THE TASK:
Where does the string "label" occur in the records? Copy each line that holds it.

DATA FOR REVIEW:

════════════════════

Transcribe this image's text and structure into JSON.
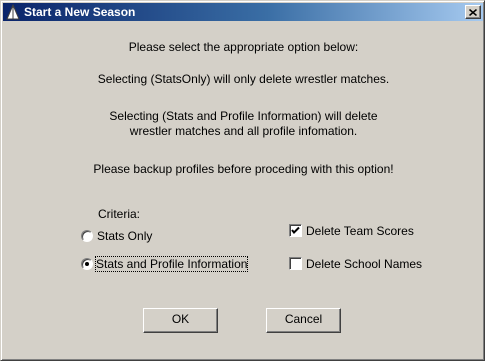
{
  "window": {
    "title": "Start a New Season",
    "close_glyph": "×",
    "icon": "app-triangle-icon"
  },
  "message": {
    "line1": "Please select the appropriate option below:",
    "line2": "Selecting (StatsOnly) will only delete wrestler matches.",
    "line3a": "Selecting (Stats and Profile Information) will delete",
    "line3b": "wrestler matches and all profile infomation.",
    "line4": "Please backup profiles before proceding with this option!"
  },
  "criteria": {
    "label": "Criteria:",
    "options": [
      {
        "label": "Stats Only",
        "selected": false
      },
      {
        "label": "Stats and Profile Information",
        "selected": true
      }
    ]
  },
  "checks": [
    {
      "label": "Delete Team Scores",
      "checked": true
    },
    {
      "label": "Delete School Names",
      "checked": false
    }
  ],
  "buttons": {
    "ok": "OK",
    "cancel": "Cancel"
  },
  "colors": {
    "face": "#d4d0c8",
    "title_active": "#0a246a",
    "title_gradient_end": "#a6caf0"
  }
}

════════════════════

RESPONSE BELOW:
    "label": "Criteria:",
        "label": "Stats Only",
        "label": "Stats and Profile Information",
      "label": "Delete Team Scores",
      "label": "Delete School Names",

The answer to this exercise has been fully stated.